ATP
10-20-2006, 08:28 AM
True enough. I think I would acknowledge the change, say something like, "normally I don't go for these kinds of films, but in this case...."

I want to be sure not to lead my readers astray, if I can help it. I've had a number of people approach me on the street and tell me they never go to see a movie until they read my review. It's both flattering and scary. Even if they're exaggerating, it's still quite surprising to find out some people put that much stock in what you say.

Responsibility? I wouldn't worry too much about this CC. I actually had people say to me directly that they considered my reviews before checking out a film. And mostly, they agreed with my assessment. I have had others engage me in discussion about my views on a film, views with which they disagreed. The point is, it is positive feedback all round. People are 'engaged', and paying attention. As a writer, you want people to do this - it is part of the basis of why one writes. The other equally important part is to get paid for it.

ChunkyC
10-20-2006, 10:29 PM
Indeed, ATP. Even someone who disagrees, or gives you a bad review of your work, is taking the time to read what you wrote and cares enough to comment on it. That's a gift all we writers should treasure.

K1P1, that's exactly the kind of thing I was thinking about. I'm always impressed when a writer can take a topic (like your knitting books, or physics, etc.) that could easily be seen as bland by someone who isn't interested in it, and make it informative and entertaining. My personal belief is that the storytelling techniques used by fiction writers can play a part in achieving that.

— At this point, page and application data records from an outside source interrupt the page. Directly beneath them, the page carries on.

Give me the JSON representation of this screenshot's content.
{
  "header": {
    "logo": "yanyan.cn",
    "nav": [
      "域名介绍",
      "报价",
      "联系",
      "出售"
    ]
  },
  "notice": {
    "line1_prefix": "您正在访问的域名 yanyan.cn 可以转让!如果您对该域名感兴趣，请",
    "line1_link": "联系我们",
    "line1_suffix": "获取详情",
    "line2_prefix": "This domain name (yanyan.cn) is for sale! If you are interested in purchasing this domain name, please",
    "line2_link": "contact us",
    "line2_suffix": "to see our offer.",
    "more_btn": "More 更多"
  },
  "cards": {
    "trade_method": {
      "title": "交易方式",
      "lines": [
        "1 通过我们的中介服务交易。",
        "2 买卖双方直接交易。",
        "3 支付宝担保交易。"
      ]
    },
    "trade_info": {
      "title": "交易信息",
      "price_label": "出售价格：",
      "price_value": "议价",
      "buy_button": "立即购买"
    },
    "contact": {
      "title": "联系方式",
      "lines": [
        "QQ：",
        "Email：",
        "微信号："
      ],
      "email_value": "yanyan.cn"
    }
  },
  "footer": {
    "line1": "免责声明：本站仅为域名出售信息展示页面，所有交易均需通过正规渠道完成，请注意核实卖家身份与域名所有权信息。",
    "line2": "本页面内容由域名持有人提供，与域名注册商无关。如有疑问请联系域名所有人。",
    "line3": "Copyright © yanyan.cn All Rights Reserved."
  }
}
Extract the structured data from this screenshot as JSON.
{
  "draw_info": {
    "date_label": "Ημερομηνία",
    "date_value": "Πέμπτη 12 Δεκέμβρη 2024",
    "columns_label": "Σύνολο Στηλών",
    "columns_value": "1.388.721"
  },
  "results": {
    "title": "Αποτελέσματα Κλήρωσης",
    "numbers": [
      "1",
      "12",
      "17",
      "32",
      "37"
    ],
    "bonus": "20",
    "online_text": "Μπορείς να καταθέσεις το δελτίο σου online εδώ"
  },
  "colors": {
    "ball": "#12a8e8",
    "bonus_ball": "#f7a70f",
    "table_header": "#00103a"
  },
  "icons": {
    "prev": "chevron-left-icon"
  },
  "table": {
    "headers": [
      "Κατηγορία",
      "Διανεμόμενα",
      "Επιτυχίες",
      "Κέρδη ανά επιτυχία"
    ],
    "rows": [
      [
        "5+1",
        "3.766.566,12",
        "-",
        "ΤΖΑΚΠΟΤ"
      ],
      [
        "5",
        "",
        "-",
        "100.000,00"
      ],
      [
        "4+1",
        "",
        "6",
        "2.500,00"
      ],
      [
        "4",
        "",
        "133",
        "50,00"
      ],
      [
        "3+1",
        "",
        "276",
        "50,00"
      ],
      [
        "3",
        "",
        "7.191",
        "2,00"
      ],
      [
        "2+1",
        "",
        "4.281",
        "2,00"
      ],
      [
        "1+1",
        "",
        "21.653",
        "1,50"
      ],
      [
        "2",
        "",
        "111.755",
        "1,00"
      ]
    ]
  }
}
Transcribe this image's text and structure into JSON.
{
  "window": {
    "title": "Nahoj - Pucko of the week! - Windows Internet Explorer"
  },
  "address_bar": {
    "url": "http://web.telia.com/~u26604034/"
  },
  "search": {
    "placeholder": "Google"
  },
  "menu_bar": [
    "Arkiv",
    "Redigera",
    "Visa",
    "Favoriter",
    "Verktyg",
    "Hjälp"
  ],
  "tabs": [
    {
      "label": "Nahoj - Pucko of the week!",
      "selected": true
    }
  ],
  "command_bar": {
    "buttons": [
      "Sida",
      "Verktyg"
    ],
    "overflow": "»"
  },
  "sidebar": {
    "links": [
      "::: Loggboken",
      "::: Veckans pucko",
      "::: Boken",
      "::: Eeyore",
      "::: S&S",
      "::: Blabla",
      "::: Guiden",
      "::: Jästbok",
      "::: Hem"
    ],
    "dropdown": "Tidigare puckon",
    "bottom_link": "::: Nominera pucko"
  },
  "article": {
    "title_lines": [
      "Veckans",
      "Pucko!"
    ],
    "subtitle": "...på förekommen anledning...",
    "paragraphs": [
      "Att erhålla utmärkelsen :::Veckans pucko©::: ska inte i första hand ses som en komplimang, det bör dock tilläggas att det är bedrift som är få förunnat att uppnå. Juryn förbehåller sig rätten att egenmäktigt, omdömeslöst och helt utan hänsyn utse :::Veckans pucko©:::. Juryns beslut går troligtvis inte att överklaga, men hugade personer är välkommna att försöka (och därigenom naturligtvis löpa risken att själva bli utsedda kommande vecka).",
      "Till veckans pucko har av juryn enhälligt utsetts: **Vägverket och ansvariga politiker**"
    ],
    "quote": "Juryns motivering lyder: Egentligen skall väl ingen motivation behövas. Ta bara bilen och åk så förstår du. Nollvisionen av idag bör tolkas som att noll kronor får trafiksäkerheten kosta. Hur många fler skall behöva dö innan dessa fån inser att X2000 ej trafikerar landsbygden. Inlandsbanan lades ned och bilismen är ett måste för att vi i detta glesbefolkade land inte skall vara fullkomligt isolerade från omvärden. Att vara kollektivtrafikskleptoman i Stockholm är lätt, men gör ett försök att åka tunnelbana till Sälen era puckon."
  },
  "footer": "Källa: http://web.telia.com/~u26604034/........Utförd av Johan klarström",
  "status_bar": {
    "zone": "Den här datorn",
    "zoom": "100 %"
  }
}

CBeasy
10-22-2006, 07:33 AM
Is it odd that I'm the reverse? I've recently noticed that often use non-fiction techniques in my fiction.

JennaGlatzer
10-22-2006, 07:45 AM
How so, CBeasy?